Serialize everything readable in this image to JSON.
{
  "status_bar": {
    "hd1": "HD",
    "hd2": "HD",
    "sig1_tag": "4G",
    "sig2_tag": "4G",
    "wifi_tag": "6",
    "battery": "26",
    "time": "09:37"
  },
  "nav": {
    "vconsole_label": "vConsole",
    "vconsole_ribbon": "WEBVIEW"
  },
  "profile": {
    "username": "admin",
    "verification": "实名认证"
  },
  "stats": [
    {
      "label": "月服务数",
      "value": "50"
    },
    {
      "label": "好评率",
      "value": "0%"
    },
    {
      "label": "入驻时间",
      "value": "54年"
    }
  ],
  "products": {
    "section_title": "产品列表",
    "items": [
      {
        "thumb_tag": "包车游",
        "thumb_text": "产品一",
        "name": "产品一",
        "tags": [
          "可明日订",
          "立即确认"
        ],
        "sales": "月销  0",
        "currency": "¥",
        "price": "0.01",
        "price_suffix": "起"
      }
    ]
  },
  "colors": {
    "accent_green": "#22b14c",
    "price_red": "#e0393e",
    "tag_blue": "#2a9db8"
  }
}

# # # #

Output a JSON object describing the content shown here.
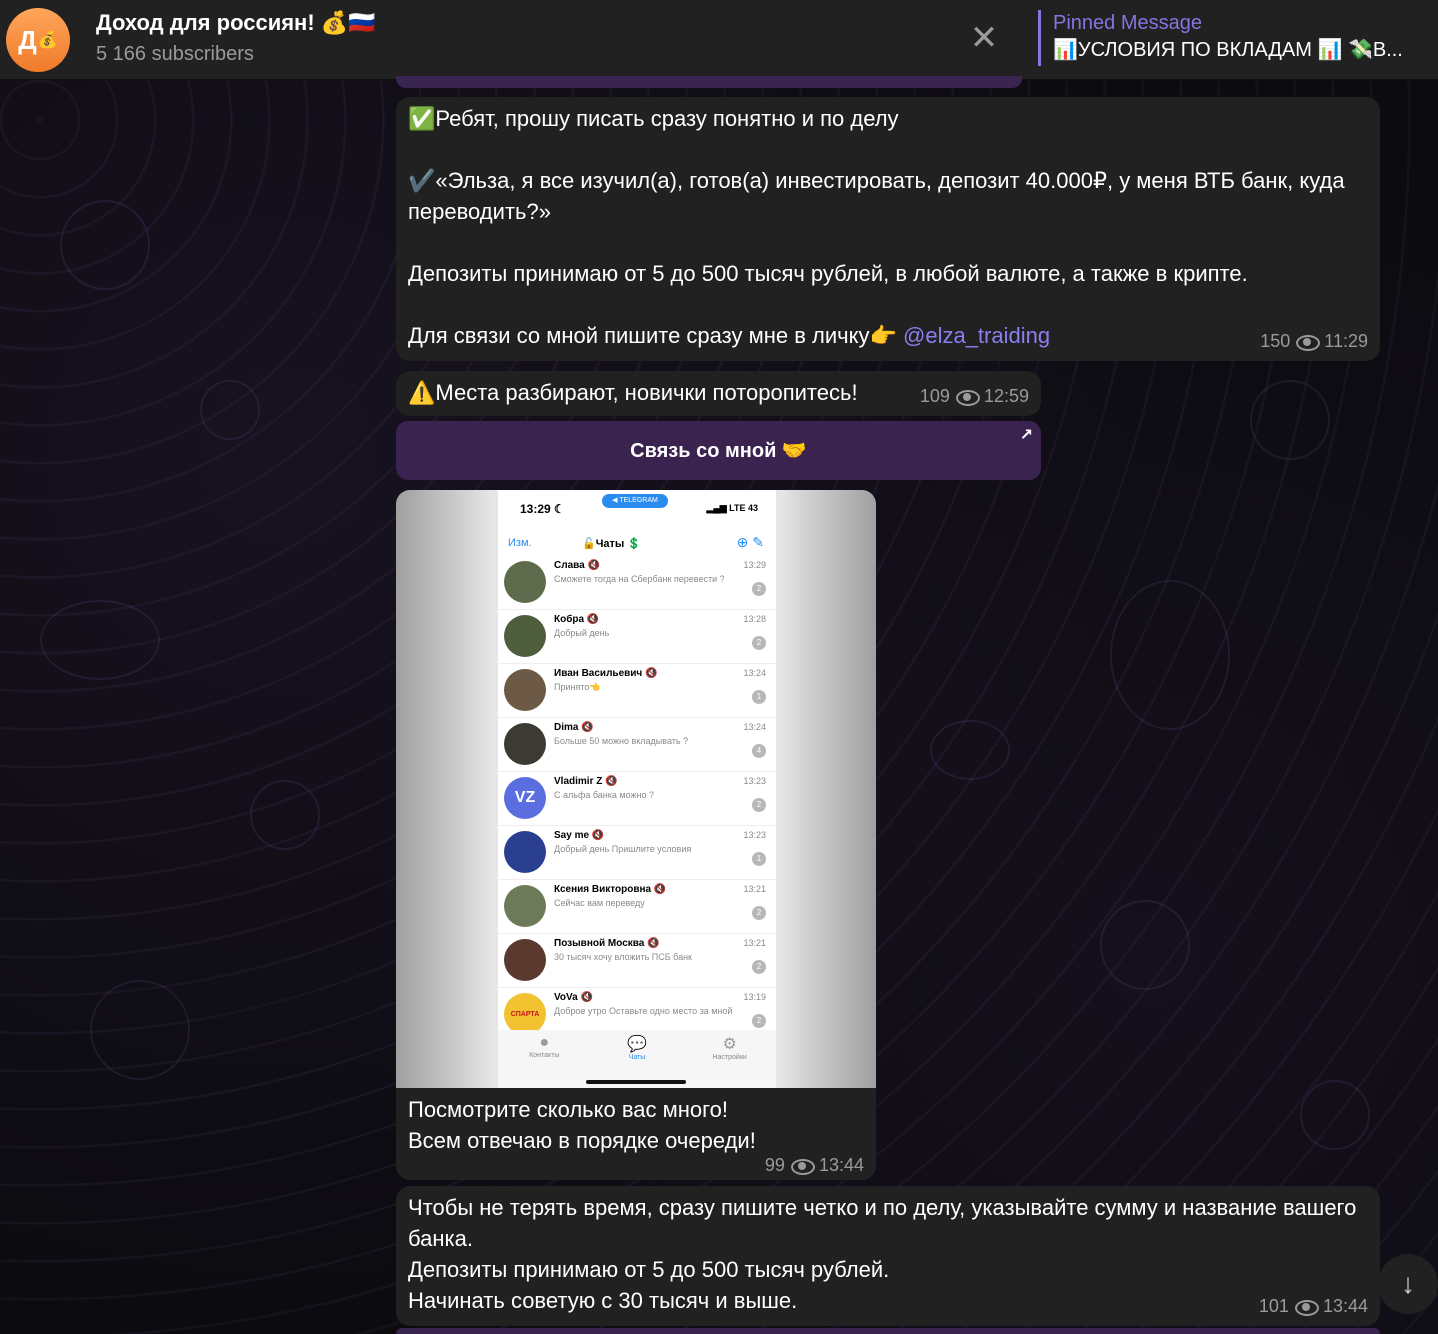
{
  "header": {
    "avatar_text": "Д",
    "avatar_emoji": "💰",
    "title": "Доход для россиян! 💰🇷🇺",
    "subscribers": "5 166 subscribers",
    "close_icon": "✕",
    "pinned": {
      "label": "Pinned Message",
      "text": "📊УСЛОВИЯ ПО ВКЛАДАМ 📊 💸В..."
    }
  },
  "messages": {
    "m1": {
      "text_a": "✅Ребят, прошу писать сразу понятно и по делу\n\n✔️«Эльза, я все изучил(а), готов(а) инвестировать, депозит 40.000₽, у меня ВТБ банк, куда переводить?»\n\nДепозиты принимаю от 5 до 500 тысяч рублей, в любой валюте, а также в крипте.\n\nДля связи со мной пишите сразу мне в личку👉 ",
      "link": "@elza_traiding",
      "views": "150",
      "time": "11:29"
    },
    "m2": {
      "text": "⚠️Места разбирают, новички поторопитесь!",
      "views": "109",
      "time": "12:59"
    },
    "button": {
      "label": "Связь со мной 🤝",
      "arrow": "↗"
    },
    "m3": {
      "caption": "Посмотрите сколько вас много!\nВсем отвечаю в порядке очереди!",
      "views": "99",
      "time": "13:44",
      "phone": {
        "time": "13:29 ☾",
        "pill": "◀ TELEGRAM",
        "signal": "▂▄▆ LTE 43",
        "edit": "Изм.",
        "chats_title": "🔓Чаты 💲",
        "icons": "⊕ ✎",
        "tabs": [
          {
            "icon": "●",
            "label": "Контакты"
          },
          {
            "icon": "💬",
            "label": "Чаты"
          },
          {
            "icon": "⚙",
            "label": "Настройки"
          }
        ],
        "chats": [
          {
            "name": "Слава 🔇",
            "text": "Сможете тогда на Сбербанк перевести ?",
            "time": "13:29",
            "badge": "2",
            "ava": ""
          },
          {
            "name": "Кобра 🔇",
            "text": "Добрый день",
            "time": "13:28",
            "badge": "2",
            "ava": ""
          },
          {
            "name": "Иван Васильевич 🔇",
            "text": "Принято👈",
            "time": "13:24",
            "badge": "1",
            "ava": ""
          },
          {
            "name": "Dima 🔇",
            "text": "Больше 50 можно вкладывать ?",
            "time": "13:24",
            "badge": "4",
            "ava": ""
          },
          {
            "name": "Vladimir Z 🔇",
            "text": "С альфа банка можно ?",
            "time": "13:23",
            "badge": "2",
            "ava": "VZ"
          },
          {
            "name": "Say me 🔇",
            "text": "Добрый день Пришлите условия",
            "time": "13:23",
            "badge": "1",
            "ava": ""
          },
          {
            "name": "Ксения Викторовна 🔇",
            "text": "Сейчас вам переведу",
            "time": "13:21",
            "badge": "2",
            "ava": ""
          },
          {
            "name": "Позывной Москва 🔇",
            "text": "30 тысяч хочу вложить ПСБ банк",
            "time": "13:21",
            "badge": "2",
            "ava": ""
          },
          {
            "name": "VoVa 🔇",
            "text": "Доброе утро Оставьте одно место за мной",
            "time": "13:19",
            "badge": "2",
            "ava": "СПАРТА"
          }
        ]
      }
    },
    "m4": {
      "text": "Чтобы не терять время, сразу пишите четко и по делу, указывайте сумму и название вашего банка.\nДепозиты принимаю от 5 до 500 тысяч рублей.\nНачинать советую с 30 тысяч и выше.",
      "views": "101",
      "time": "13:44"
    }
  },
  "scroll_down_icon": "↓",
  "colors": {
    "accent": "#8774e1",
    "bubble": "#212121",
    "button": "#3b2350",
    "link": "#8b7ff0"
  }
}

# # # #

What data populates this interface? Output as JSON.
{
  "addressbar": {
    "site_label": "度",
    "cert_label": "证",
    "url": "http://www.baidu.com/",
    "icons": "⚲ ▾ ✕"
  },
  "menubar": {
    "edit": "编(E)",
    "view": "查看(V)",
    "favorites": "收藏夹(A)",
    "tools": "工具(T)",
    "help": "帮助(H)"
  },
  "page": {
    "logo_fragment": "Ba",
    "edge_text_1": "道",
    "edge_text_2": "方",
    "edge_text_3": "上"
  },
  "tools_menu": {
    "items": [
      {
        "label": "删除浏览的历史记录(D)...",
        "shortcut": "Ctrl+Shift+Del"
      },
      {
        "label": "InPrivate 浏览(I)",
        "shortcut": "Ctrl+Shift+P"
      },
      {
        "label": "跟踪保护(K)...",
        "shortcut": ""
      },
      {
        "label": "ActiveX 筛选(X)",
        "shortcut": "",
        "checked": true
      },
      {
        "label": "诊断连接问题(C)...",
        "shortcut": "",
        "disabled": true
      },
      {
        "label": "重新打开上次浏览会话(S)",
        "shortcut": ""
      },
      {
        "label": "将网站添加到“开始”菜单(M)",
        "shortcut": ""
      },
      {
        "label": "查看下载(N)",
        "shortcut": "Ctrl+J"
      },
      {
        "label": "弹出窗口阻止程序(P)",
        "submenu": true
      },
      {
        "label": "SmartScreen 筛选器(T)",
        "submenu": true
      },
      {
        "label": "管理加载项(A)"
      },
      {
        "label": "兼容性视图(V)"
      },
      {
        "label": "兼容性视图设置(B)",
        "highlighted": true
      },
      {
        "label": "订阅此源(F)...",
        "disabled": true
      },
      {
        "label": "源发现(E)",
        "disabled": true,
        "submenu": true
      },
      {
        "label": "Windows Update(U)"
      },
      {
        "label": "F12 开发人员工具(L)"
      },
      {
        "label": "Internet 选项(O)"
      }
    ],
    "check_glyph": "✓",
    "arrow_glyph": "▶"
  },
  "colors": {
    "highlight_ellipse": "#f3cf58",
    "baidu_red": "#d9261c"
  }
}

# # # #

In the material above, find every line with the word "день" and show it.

            "text": "Добрый день",
            "text": "Добрый день Пришлите условия",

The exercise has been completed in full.